Page and application data records:
:::::
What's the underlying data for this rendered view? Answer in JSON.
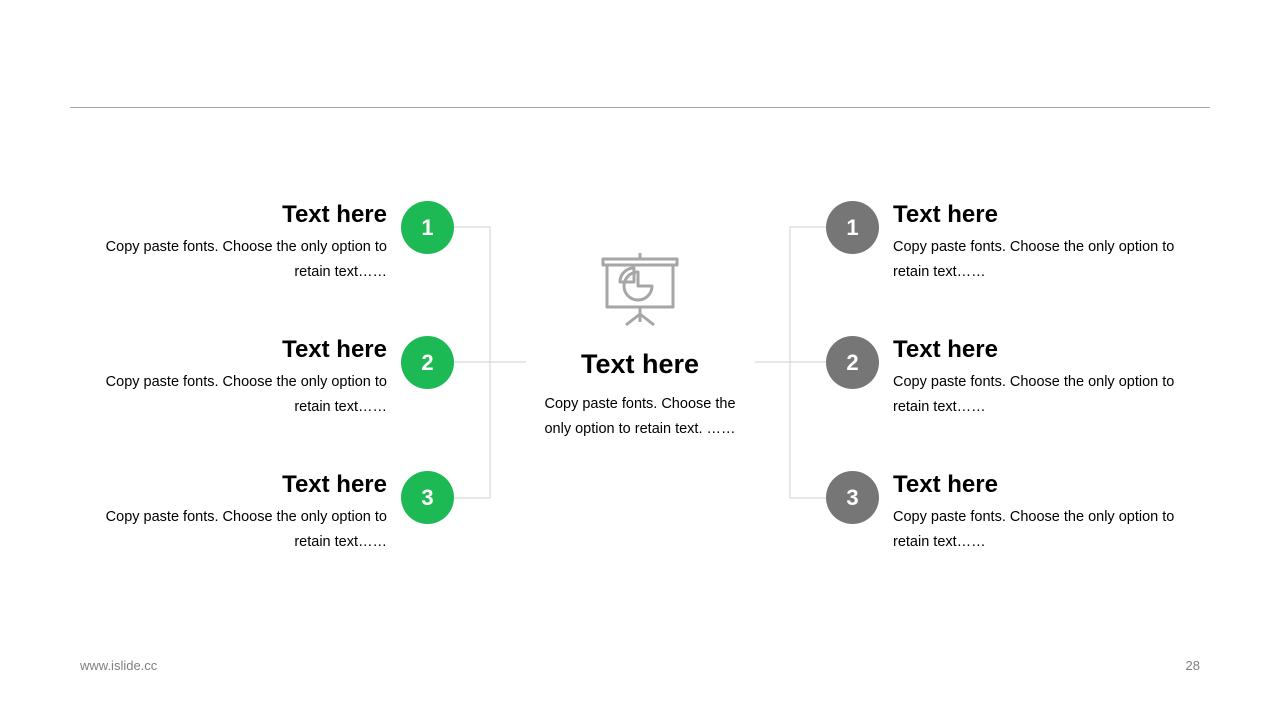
{
  "colors": {
    "green": "#1db954",
    "gray": "#767676",
    "rule": "#a6a6a6",
    "connector": "#d0d0d0",
    "icon": "#a6a6a6"
  },
  "center": {
    "icon": "presentation-pie-chart-icon",
    "title": "Text here",
    "description": "Copy paste fonts. Choose the only option to retain text. ……"
  },
  "left_items": [
    {
      "number": "1",
      "title": "Text here",
      "description": "Copy paste fonts. Choose the only option to retain text……"
    },
    {
      "number": "2",
      "title": "Text here",
      "description": "Copy paste fonts. Choose the only option to retain text……"
    },
    {
      "number": "3",
      "title": "Text here",
      "description": "Copy paste fonts. Choose the only option to retain text……"
    }
  ],
  "right_items": [
    {
      "number": "1",
      "title": "Text here",
      "description": "Copy paste fonts. Choose the only option to retain text……"
    },
    {
      "number": "2",
      "title": "Text here",
      "description": "Copy paste fonts. Choose the only option to retain text……"
    },
    {
      "number": "3",
      "title": "Text here",
      "description": "Copy paste fonts. Choose the only option to retain text……"
    }
  ],
  "footer": {
    "url": "www.islide.cc",
    "page_number": "28"
  }
}
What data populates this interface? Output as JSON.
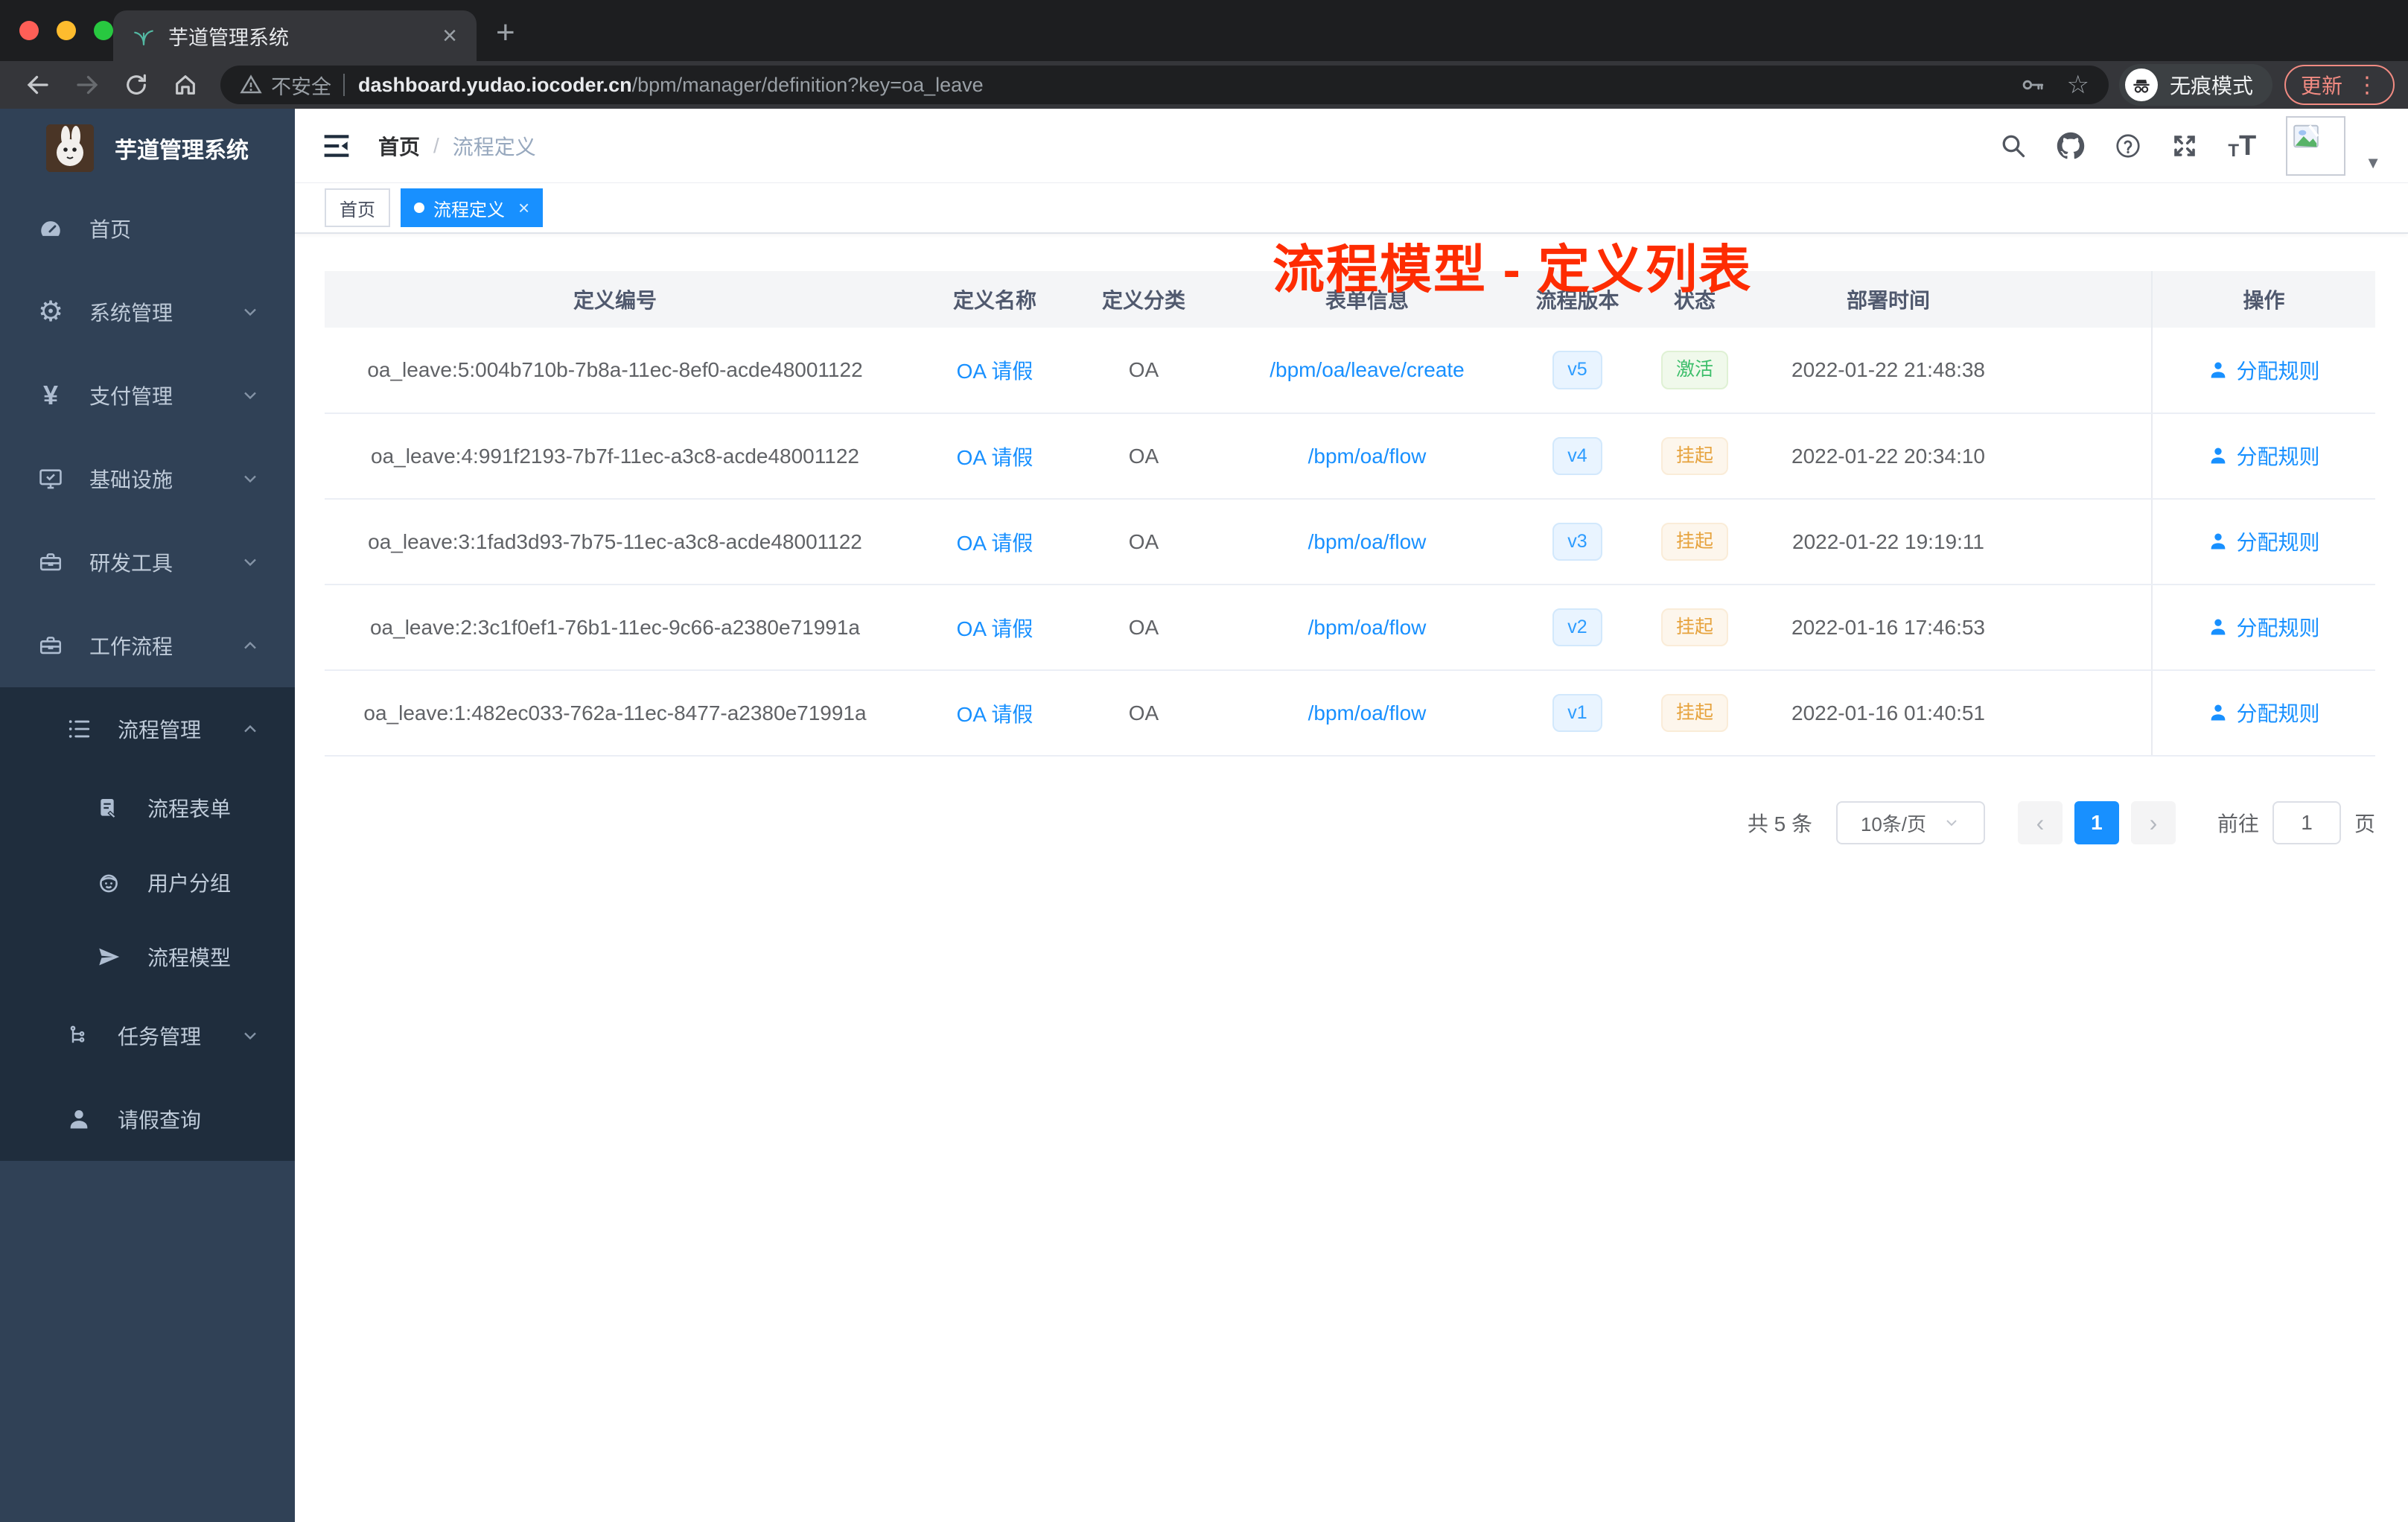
{
  "browser": {
    "tab_title": "芋道管理系统",
    "security": "不安全",
    "domain": "dashboard.yudao.iocoder.cn",
    "path": "/bpm/manager/definition?key=oa_leave",
    "incognito": "无痕模式",
    "update": "更新"
  },
  "icons": {
    "close": "×",
    "plus": "+",
    "kebab": "⋮",
    "caret": "▼",
    "star": "☆",
    "gear": "⚙",
    "yen": "¥",
    "question": "?",
    "prev": "‹",
    "next": "›",
    "font_small": "T",
    "font_large": "T"
  },
  "sidebar": {
    "logo_title": "芋道管理系统",
    "items": [
      {
        "label": "首页"
      },
      {
        "label": "系统管理"
      },
      {
        "label": "支付管理"
      },
      {
        "label": "基础设施"
      },
      {
        "label": "研发工具"
      },
      {
        "label": "工作流程"
      },
      {
        "label": "流程管理"
      },
      {
        "label": "流程表单"
      },
      {
        "label": "用户分组"
      },
      {
        "label": "流程模型"
      },
      {
        "label": "任务管理"
      },
      {
        "label": "请假查询"
      }
    ]
  },
  "navbar": {
    "breadcrumb": [
      "首页",
      "流程定义"
    ],
    "separator": "/"
  },
  "tags": [
    {
      "label": "首页"
    },
    {
      "label": "流程定义"
    }
  ],
  "annotation": {
    "title": "流程模型 - 定义列表"
  },
  "table": {
    "headers": [
      "定义编号",
      "定义名称",
      "定义分类",
      "表单信息",
      "流程版本",
      "状态",
      "部署时间",
      "操作"
    ],
    "action_label": "分配规则",
    "rows": [
      {
        "id": "oa_leave:5:004b710b-7b8a-11ec-8ef0-acde48001122",
        "name": "OA 请假",
        "category": "OA",
        "form": "/bpm/oa/leave/create",
        "version": "v5",
        "status": "激活",
        "time": "2022-01-22 21:48:38"
      },
      {
        "id": "oa_leave:4:991f2193-7b7f-11ec-a3c8-acde48001122",
        "name": "OA 请假",
        "category": "OA",
        "form": "/bpm/oa/flow",
        "version": "v4",
        "status": "挂起",
        "time": "2022-01-22 20:34:10"
      },
      {
        "id": "oa_leave:3:1fad3d93-7b75-11ec-a3c8-acde48001122",
        "name": "OA 请假",
        "category": "OA",
        "form": "/bpm/oa/flow",
        "version": "v3",
        "status": "挂起",
        "time": "2022-01-22 19:19:11"
      },
      {
        "id": "oa_leave:2:3c1f0ef1-76b1-11ec-9c66-a2380e71991a",
        "name": "OA 请假",
        "category": "OA",
        "form": "/bpm/oa/flow",
        "version": "v2",
        "status": "挂起",
        "time": "2022-01-16 17:46:53"
      },
      {
        "id": "oa_leave:1:482ec033-762a-11ec-8477-a2380e71991a",
        "name": "OA 请假",
        "category": "OA",
        "form": "/bpm/oa/flow",
        "version": "v1",
        "status": "挂起",
        "time": "2022-01-16 01:40:51"
      }
    ]
  },
  "pagination": {
    "total": "共 5 条",
    "page_size": "10条/页",
    "current": "1",
    "goto_label": "前往",
    "goto_value": "1",
    "page_unit": "页"
  }
}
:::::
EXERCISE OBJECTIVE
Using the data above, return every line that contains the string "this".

ANSWER SPACE
What's the underlying data for this rendered view? Answer in JSON.
What data populates this interface? Output as JSON.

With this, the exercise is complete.